Some government policies target benefits that the public rarely see or that only materialize years later. In a study published by the Journal of Public Admnistration Research and Theory, I argue that such policies should be entrusted to the central government. “Where the goal is a short-term increase in public satisfaction or awareness, the local government should take charge, [...]. However, where improvements won’t be visible to the public or will take a long time to achieve, the central government will likely do a better job.”
I investigated every local water system in Korea from 2006 to 2012, measuring public satisfaction and water supply efficiency. During this period, many local authorities passed responsibility for administering water supply services to K-Water, a central government agency. This allowed direct comparison between locally and centrally governed services.
Following the change from local to central governance, public satisfaction plummeted, with citizen complaints increasing by 79%. Criticisms focused on service quality, prices, and various other issues. Such high levels of dissatisfaction even prompted the Korean National Assembly to query the situation in 2014.
In response, the central government could point to efficiency improvements, measured by the study at around 4%. As expected, these improvements took some time to achieve, especially as local governments operating less efficient systems were more likely to transfer their water service operations to K-Water.
For the public, of course, improving efficiency brings unpopular short-term costs. The greatest efficiency gains in a water supply system are achieved by reducing leaks. This may involve frequent disruptions to the water supply and higher bills to fund investment in pipelines and other key infrastructure. Both inevitably provoked the marked increase in citizen complaints.
As I highlight, “We need to recognize the inherent trade-off between enhancing efficiency and its unpopular impacts.
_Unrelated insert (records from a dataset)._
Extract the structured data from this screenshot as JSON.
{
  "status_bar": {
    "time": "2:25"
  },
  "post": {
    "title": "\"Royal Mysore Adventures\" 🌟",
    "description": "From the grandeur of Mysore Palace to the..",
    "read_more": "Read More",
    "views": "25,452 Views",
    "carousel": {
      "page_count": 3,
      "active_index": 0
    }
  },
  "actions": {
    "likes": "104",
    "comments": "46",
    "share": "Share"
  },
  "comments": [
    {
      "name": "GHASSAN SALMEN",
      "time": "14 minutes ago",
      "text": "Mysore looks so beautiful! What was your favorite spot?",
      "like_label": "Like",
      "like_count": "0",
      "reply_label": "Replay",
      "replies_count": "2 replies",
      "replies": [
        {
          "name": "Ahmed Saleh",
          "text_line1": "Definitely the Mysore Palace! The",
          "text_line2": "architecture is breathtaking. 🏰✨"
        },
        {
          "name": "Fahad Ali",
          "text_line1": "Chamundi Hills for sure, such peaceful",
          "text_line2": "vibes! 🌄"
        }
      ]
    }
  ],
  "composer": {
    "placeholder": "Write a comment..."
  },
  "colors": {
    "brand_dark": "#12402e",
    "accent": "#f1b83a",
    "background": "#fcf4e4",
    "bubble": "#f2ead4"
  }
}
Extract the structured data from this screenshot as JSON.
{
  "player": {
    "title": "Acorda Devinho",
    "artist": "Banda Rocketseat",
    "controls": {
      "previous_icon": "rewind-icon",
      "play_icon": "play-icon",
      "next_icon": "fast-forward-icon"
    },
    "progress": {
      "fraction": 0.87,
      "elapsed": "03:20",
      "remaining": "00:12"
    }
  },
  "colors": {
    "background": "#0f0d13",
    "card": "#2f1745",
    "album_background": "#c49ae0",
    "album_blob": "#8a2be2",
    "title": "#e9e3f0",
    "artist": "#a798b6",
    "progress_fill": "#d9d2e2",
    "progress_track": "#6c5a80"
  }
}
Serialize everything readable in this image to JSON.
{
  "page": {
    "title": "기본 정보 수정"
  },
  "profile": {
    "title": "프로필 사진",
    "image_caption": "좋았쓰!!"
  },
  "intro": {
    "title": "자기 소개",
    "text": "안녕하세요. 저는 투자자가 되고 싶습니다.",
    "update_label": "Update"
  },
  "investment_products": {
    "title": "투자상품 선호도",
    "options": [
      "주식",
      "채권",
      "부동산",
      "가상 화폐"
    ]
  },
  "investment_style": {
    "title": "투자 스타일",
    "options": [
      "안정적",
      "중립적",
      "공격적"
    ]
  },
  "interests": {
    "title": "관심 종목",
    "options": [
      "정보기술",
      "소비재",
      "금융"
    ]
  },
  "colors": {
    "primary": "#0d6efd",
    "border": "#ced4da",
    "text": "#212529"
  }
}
Such policies are less likely to be pursued by local governments, as the short election cycle directs politicians and administrators to prioritize public satisfaction.”
By contrast, the performance of central government bureaucrats is evaluated through an internal management system. Rather than facing short-term political pressure, K-Water’s administrators could prioritize efficiency as their most important objective. Their effectiveness in this endeavor contrasts starkly with the losses suffered by many local authorities: according to regular media reports, water supply operations are one of chief causes of local fiscal deficits.
I warn, though, that the ultimate purpose of the government may be neglected when public service provision is governed by a performance management system, insulated from democratic forces: “excessive focus on narrow targets may lead administrators to ignore their mission of serving the public.” Consequently, activities aiming to increase short-term public satisfaction or awareness are better-suited to local governments, especially where direct interaction with citizens is required.
For longer-term policymaking, shrouded in greater uncertainty, my findings compellingly endorse the central government’s superiority.
Source: Yonsei Research Archive
Hong, S. (2016). What are the areas of competence for central and local governments? Accountability mechanisms in multi-level governance. Journal of Public Administration Research and Theory, 27(1), 120-134.